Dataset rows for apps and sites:
——————

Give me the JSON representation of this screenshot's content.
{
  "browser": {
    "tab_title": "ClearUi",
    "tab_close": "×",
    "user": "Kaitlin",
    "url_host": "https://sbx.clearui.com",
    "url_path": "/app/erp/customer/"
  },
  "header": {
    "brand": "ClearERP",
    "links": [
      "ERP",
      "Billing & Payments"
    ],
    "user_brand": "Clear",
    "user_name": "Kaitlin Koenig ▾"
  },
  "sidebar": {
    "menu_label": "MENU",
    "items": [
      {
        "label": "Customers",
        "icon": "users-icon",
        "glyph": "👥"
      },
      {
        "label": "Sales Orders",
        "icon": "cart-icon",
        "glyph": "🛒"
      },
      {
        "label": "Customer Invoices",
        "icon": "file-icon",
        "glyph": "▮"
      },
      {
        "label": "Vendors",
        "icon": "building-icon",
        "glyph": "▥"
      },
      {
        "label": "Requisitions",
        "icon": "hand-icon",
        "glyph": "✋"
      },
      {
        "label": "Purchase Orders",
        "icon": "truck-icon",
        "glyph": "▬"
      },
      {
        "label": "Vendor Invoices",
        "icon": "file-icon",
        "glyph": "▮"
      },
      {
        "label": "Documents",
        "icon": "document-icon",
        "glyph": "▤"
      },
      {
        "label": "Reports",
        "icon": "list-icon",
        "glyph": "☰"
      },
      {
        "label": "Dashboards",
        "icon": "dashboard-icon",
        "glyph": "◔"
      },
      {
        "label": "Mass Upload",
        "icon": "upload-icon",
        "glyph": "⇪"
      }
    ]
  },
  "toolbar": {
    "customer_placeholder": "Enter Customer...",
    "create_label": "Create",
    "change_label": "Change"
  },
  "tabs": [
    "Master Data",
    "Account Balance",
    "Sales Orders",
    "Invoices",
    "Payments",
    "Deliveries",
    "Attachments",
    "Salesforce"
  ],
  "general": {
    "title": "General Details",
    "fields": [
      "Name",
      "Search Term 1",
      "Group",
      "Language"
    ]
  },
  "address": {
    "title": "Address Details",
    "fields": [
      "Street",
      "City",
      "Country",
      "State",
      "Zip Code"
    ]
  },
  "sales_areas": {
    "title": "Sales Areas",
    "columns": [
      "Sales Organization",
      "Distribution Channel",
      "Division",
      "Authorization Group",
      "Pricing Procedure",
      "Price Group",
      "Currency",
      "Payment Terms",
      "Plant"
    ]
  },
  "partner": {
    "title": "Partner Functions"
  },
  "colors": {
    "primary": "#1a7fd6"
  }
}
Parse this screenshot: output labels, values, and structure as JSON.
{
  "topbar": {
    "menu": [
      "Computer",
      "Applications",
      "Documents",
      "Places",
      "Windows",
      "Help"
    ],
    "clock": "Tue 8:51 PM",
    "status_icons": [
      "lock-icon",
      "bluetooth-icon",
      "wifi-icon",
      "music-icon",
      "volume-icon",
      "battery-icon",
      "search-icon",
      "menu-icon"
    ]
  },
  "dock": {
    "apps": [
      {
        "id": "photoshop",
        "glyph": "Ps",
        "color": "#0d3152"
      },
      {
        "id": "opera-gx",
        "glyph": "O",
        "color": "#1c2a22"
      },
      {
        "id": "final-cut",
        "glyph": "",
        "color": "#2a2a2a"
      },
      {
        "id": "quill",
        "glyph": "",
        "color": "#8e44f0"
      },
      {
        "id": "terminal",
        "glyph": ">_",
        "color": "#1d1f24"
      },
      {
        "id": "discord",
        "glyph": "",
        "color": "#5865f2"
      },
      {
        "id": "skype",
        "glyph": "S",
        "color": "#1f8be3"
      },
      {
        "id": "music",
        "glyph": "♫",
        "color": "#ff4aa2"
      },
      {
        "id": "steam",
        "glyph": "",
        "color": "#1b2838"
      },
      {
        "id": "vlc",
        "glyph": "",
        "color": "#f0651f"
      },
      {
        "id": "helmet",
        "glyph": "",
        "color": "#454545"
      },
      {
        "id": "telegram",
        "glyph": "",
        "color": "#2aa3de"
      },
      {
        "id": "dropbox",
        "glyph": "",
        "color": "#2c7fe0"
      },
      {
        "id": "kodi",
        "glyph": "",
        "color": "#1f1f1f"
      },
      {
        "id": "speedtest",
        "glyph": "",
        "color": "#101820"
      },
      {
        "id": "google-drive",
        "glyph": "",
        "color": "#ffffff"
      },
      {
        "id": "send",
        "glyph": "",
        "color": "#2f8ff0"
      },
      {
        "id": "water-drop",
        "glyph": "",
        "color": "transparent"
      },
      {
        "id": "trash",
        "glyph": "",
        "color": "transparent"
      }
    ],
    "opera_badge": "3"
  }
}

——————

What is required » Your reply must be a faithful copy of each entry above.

The answer »
Give me the JSON representation of this screenshot's content.
{
  "browser": {
    "tab_title": "ClearUi",
    "tab_close": "×",
    "user": "Kaitlin",
    "url_host": "https://sbx.clearui.com",
    "url_path": "/app/erp/customer/"
  },
  "header": {
    "brand": "ClearERP",
    "links": [
      "ERP",
      "Billing & Payments"
    ],
    "user_brand": "Clear",
    "user_name": "Kaitlin Koenig ▾"
  },
  "sidebar": {
    "menu_label": "MENU",
    "items": [
      {
        "label": "Customers",
        "icon": "users-icon",
        "glyph": "👥"
      },
      {
        "label": "Sales Orders",
        "icon": "cart-icon",
        "glyph": "🛒"
      },
      {
        "label": "Customer Invoices",
        "icon": "file-icon",
        "glyph": "▮"
      },
      {
        "label": "Vendors",
        "icon": "building-icon",
        "glyph": "▥"
      },
      {
        "label": "Requisitions",
        "icon": "hand-icon",
        "glyph": "✋"
      },
      {
        "label": "Purchase Orders",
        "icon": "truck-icon",
        "glyph": "▬"
      },
      {
        "label": "Vendor Invoices",
        "icon": "file-icon",
        "glyph": "▮"
      },
      {
        "label": "Documents",
        "icon": "document-icon",
        "glyph": "▤"
      },
      {
        "label": "Reports",
        "icon": "list-icon",
        "glyph": "☰"
      },
      {
        "label": "Dashboards",
        "icon": "dashboard-icon",
        "glyph": "◔"
      },
      {
        "label": "Mass Upload",
        "icon": "upload-icon",
        "glyph": "⇪"
      }
    ]
  },
  "toolbar": {
    "customer_placeholder": "Enter Customer...",
    "create_label": "Create",
    "change_label": "Change"
  },
  "tabs": [
    "Master Data",
    "Account Balance",
    "Sales Orders",
    "Invoices",
    "Payments",
    "Deliveries",
    "Attachments",
    "Salesforce"
  ],
  "general": {
    "title": "General Details",
    "fields": [
      "Name",
      "Search Term 1",
      "Group",
      "Language"
    ]
  },
  "address": {
    "title": "Address Details",
    "fields": [
      "Street",
      "City",
      "Country",
      "State",
      "Zip Code"
    ]
  },
  "sales_areas": {
    "title": "Sales Areas",
    "columns": [
      "Sales Organization",
      "Distribution Channel",
      "Division",
      "Authorization Group",
      "Pricing Procedure",
      "Price Group",
      "Currency",
      "Payment Terms",
      "Plant"
    ]
  },
  "partner": {
    "title": "Partner Functions"
  },
  "colors": {
    "primary": "#1a7fd6"
  }
}
Parse this screenshot: output labels, values, and structure as JSON.
{
  "topbar": {
    "menu": [
      "Computer",
      "Applications",
      "Documents",
      "Places",
      "Windows",
      "Help"
    ],
    "clock": "Tue 8:51 PM",
    "status_icons": [
      "lock-icon",
      "bluetooth-icon",
      "wifi-icon",
      "music-icon",
      "volume-icon",
      "battery-icon",
      "search-icon",
      "menu-icon"
    ]
  },
  "dock": {
    "apps": [
      {
        "id": "photoshop",
        "glyph": "Ps",
        "color": "#0d3152"
      },
      {
        "id": "opera-gx",
        "glyph": "O",
        "color": "#1c2a22"
      },
      {
        "id": "final-cut",
        "glyph": "",
        "color": "#2a2a2a"
      },
      {
        "id": "quill",
        "glyph": "",
        "color": "#8e44f0"
      },
      {
        "id": "terminal",
        "glyph": ">_",
        "color": "#1d1f24"
      },
      {
        "id": "discord",
        "glyph": "",
        "color": "#5865f2"
      },
      {
        "id": "skype",
        "glyph": "S",
        "color": "#1f8be3"
      },
      {
        "id": "music",
        "glyph": "♫",
        "color": "#ff4aa2"
      },
      {
        "id": "steam",
        "glyph": "",
        "color": "#1b2838"
      },
      {
        "id": "vlc",
        "glyph": "",
        "color": "#f0651f"
      },
      {
        "id": "helmet",
        "glyph": "",
        "color": "#454545"
      },
      {
        "id": "telegram",
        "glyph": "",
        "color": "#2aa3de"
      },
      {
        "id": "dropbox",
        "glyph": "",
        "color": "#2c7fe0"
      },
      {
        "id": "kodi",
        "glyph": "",
        "color": "#1f1f1f"
      },
      {
        "id": "speedtest",
        "glyph": "",
        "color": "#101820"
      },
      {
        "id": "google-drive",
        "glyph": "",
        "color": "#ffffff"
      },
      {
        "id": "send",
        "glyph": "",
        "color": "#2f8ff0"
      },
      {
        "id": "water-drop",
        "glyph": "",
        "color": "transparent"
      },
      {
        "id": "trash",
        "glyph": "",
        "color": "transparent"
      }
    ],
    "opera_badge": "3"
  }
}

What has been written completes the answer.